Port Adriano. | PORT ADRIANO


Dockwalking is a time-honored method for aspiring superyacht crew members to secure job opportunities. It involves approaching yachts directly while they are docked, introducing yourself, and expressing your interest in joining their crew. Pretty much exactly what the phrase suggests! While the process may seem informal, success in dockwalking requires strategic planning, professionalism, and effective communication. Here's my latest comprehensive guide on how to master the art of dockwalking to land your dream superyacht job.

Firstly you need to plan where you’re going. Not all docks are easily accessible though it’s always worth a try! For example in Palma you will never just walk on in to the boat yard STP due to health and safety concerns. I have seen crew waiting outside to hand out CVs but security may move you on. So be careful and don’t upset anyone there!
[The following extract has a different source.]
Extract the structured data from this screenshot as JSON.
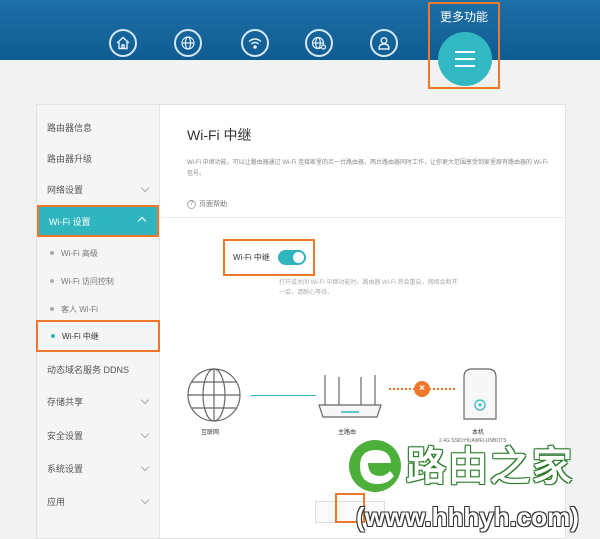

Out of Palma you can dockwalk in Puerto Portals and Port Adriano. Up north there’s the Port of Alcudia which has a few yachts in too. Those ports are both accessible to the public. Some crew club together to hire a car for the day, or figure out the bus system. It’s also a nice change of scene to get out of the city for the day!

Before hitting the docks, conduct thorough research on the yachts you plan to approach. Familiarise yourself with their size, and type. This information will help you tailor your approach and demonstrate genuine interest. Do some googling, you can find out which yacht is where using online systems such as Marine Traffic.

You’ll want to dress appropriately too. First impressions matter in the superyacht industry. Dress in clean, well-fitted, and professional attire. You want to maintain a polished appearance, as this will convey your commitment to professionalism and attention to detail. That being said I’m not telling you to wear a suit – you want to be ready to hop on board and day work if it’s offered so wear something akin to crew uniform. Polo shirt and smart shorts for example, and clean trainers are fine (you do not need to buy deck shoes, I know some people recommend them but honestly after you get your first job you will probably chuck them in the bin – it’s not like you’ll want to wear them out out…). Long hair? Tie it back. If you have a beard keep it neat, and if not, then shave if you need to. Look clean and smart but be ready to work and prove yourself if offered the opportunity.

Have a well-crafted CV (and portfolio if you’re a chef) ready to showcase your skills, qualifications, and relevant experience. Include any certifications, training, and references. A concise and visually appealing chef portfolio can make a lasting impression on potential employers.

Ok so you’re prepared now comes the hard bit so plan your approach strategically. Start with smaller yachts to build confidence and refine your pitch if that makes you more comfortable. Gradually work your way up to larger vessels. Pay attention to the yacht's schedule, focusing on peak times when the crew is more likely to be on board and if you see guests are on board, never ever bother the crew, they have enough to deal with at that moment!

Approach each yacht with confidence but maintain respect for the crew's privacy and working environment. Introduce yourself clearly, mentioning your relevant skills, experience, and enthusiasm for working in the superyacht industry. Be friendly, professional, and approachable. Most crew will be nice to you, but occasionally you will encounter a grumpy guts. Ignore that, and move on. They may be having a terrible day – don’t take it personally.

Now, dockwalking is not just about handing out CVs; it's about building relationships. Engage in friendly conversations with crew members, express genuine interest in their experiences, and ask thoughtful questions. Networking can lead to valuable connections and insights. If yachts see you time and time again, tirelessly walking the docks but always with a smile and a hello or a wave, then eventually they might have an opportunity for you – or they might recommend you to a friend on another boat.

Be prepared to interview on the spot! This does happen, so if someone starts grilling you about your experience and qualifications then remain calm and go with the flow! Emphasize transferable skills that are relevant to the superyacht industry. Whether you have hospitality, maritime, or customer service experience, showcase how your skills can contribute to the smooth operation of the yacht and enhance the overall guest experience.

Superyacht crews value candidates who are eager to learn and adapt. Express your willingness to undergo further training, obtain necessary certifications, and invest time in mastering the specific roles and responsibilities of a yacht crew member.

Dockwalking may not always yield immediate results, so persistence is key. If you don't secure daywork on your first attempt, maintain a positive attitude and continue refining your approach. Consistent and professional efforts will eventually pay off!